_EXERCISE DESCRIPTION_:
Restate the data below word for word, keeping each line intact.

──────

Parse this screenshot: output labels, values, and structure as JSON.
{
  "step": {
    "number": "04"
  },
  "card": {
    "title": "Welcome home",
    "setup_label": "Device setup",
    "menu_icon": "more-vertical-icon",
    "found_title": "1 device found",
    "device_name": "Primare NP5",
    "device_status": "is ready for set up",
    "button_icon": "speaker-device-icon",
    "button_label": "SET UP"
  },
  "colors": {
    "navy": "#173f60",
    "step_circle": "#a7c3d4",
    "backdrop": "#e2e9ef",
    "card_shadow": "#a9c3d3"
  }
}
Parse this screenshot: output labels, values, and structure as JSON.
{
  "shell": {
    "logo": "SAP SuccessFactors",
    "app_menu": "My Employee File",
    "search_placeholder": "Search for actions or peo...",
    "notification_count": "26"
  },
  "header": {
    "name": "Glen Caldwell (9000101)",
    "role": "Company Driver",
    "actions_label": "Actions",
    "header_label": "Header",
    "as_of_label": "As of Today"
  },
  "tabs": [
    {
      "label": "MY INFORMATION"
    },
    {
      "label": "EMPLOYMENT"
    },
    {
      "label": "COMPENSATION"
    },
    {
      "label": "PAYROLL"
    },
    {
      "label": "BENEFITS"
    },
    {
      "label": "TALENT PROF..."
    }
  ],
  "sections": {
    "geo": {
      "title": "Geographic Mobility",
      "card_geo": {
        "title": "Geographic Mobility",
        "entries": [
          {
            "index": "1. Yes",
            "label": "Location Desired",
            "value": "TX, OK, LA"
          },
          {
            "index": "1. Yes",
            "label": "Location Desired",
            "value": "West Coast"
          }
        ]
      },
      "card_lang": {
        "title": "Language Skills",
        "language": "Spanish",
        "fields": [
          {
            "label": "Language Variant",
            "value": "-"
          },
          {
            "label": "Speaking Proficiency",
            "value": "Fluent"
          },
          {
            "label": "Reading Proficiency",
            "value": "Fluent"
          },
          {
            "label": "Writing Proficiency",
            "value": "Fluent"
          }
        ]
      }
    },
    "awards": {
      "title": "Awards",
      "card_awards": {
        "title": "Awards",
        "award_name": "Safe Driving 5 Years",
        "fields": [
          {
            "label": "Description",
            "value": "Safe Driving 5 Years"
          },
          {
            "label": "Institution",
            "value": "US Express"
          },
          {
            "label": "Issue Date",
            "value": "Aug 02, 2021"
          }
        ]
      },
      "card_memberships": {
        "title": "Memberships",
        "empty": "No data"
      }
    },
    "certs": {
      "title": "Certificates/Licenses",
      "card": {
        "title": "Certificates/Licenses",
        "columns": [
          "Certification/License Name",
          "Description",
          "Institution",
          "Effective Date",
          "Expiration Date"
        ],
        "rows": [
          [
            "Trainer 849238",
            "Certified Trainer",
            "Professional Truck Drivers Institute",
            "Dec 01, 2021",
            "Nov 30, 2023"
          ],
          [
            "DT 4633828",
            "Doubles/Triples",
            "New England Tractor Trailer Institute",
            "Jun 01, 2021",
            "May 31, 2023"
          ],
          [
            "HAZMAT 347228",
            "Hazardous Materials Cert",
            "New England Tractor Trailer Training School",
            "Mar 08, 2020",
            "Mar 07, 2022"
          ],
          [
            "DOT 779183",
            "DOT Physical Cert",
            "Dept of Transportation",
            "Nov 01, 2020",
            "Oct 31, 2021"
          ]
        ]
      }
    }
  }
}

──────

_WRITTEN RESPONSE_:
Parse this screenshot: output labels, values, and structure as JSON.
{
  "step": {
    "number": "04"
  },
  "card": {
    "title": "Welcome home",
    "setup_label": "Device setup",
    "menu_icon": "more-vertical-icon",
    "found_title": "1 device found",
    "device_name": "Primare NP5",
    "device_status": "is ready for set up",
    "button_icon": "speaker-device-icon",
    "button_label": "SET UP"
  },
  "colors": {
    "navy": "#173f60",
    "step_circle": "#a7c3d4",
    "backdrop": "#e2e9ef",
    "card_shadow": "#a9c3d3"
  }
}
Parse this screenshot: output labels, values, and structure as JSON.
{
  "shell": {
    "logo": "SAP SuccessFactors",
    "app_menu": "My Employee File",
    "search_placeholder": "Search for actions or peo...",
    "notification_count": "26"
  },
  "header": {
    "name": "Glen Caldwell (9000101)",
    "role": "Company Driver",
    "actions_label": "Actions",
    "header_label": "Header",
    "as_of_label": "As of Today"
  },
  "tabs": [
    {
      "label": "MY INFORMATION"
    },
    {
      "label": "EMPLOYMENT"
    },
    {
      "label": "COMPENSATION"
    },
    {
      "label": "PAYROLL"
    },
    {
      "label": "BENEFITS"
    },
    {
      "label": "TALENT PROF..."
    }
  ],
  "sections": {
    "geo": {
      "title": "Geographic Mobility",
      "card_geo": {
        "title": "Geographic Mobility",
        "entries": [
          {
            "index": "1. Yes",
            "label": "Location Desired",
            "value": "TX, OK, LA"
          },
          {
            "index": "1. Yes",
            "label": "Location Desired",
            "value": "West Coast"
          }
        ]
      },
      "card_lang": {
        "title": "Language Skills",
        "language": "Spanish",
        "fields": [
          {
            "label": "Language Variant",
            "value": "-"
          },
          {
            "label": "Speaking Proficiency",
            "value": "Fluent"
          },
          {
            "label": "Reading Proficiency",
            "value": "Fluent"
          },
          {
            "label": "Writing Proficiency",
            "value": "Fluent"
          }
        ]
      }
    },
    "awards": {
      "title": "Awards",
      "card_awards": {
        "title": "Awards",
        "award_name": "Safe Driving 5 Years",
        "fields": [
          {
            "label": "Description",
            "value": "Safe Driving 5 Years"
          },
          {
            "label": "Institution",
            "value": "US Express"
          },
          {
            "label": "Issue Date",
            "value": "Aug 02, 2021"
          }
        ]
      },
      "card_memberships": {
        "title": "Memberships",
        "empty": "No data"
      }
    },
    "certs": {
      "title": "Certificates/Licenses",
      "card": {
        "title": "Certificates/Licenses",
        "columns": [
          "Certification/License Name",
          "Description",
          "Institution",
          "Effective Date",
          "Expiration Date"
        ],
        "rows": [
          [
            "Trainer 849238",
            "Certified Trainer",
            "Professional Truck Drivers Institute",
            "Dec 01, 2021",
            "Nov 30, 2023"
          ],
          [
            "DT 4633828",
            "Doubles/Triples",
            "New England Tractor Trailer Institute",
            "Jun 01, 2021",
            "May 31, 2023"
          ],
          [
            "HAZMAT 347228",
            "Hazardous Materials Cert",
            "New England Tractor Trailer Training School",
            "Mar 08, 2020",
            "Mar 07, 2022"
          ],
          [
            "DOT 779183",
            "DOT Physical Cert",
            "Dept of Transportation",
            "Nov 01, 2020",
            "Oct 31, 2021"
          ]
        ]
      }
    }
  }
}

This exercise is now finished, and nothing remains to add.